  • all official copies and extracts of civil status records. This includes multilingual civil status record extracts
  • documents drawn up by diplomatic or consular agents
  • certificates proving that you are legally allowed to get married (capacity to marry)

The following documents do not need to be legalised for use in the European part of the Kingdom of the Netherlands and Aruba:

  • all documents concerning:
    • legal capacity or legal family relationships
    • nationality
    • permanent or temporary place of residence
  • all documents required to get married
  • all documents required to draw up a civil status record

Which documents require an apostille?

An apostille is a stamp or sticker on your document. The following documents require a Turkish apostille:

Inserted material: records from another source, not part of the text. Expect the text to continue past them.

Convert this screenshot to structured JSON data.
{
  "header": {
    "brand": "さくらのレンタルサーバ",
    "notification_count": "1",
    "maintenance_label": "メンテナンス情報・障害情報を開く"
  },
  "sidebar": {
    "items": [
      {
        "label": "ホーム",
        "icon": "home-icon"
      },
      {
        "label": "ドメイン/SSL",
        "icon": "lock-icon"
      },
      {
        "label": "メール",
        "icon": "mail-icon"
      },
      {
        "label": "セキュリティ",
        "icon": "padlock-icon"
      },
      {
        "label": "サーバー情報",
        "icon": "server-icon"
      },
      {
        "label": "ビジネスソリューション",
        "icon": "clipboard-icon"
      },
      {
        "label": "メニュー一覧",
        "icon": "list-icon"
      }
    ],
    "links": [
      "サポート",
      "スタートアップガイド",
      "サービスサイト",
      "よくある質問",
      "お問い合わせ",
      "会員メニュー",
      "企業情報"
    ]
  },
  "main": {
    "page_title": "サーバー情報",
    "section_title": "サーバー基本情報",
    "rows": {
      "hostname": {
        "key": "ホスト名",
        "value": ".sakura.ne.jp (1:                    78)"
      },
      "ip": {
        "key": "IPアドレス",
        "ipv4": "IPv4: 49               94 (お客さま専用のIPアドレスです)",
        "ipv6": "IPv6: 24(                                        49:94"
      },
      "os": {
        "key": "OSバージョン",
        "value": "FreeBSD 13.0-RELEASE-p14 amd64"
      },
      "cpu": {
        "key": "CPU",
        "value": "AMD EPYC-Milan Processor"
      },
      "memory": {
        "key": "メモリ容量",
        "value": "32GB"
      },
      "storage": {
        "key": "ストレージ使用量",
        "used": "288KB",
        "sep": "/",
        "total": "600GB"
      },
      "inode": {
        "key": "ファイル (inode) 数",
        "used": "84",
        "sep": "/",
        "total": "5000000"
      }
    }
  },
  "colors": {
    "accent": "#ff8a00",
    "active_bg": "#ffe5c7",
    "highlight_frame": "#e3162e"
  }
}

  • documents issued by judicial authorities (for example a public prosecutor, a court registrar or a court enforcement agent)
  • administrative documents, like certificates and diplomas
  • documents drawn up by a civil-law notary
  • official certificates which are placed on documents signed by persons in their private capacity (and not drawn up by a civil-law notary)

This is not a complete list. Contact the Turkish authorities if your document is not listed.

Which documents require a different legalisation procedure?

Turkish documents relating to commercial transactions or customs formalities require a different form of legalisation. Contact the Turkish authorities to find out whether this applies to your document.

Where can you have your document legalised?

For an apostille

To get your document legalised with an apostille, contact the Turkish authorities. For details see the website of the Hague Conference on Private International Law (HCCH).

Once your document has been legalised with an apostille it can be used in the Kingdom of the Netherlands.

Assistance from the CDC in The Hague

The Consular Service Centre (CDC) cannot help you apply for documents or have documents legalised for you.

Verification of your document

The stamp or sticker on your document means only that the correct signature is on your document. Legalisation does not prove that the content is correct or that the document is authentic. A municipality in the Netherlands, the Immigration and Naturalisation Service (IND) or another authority may decide to check this.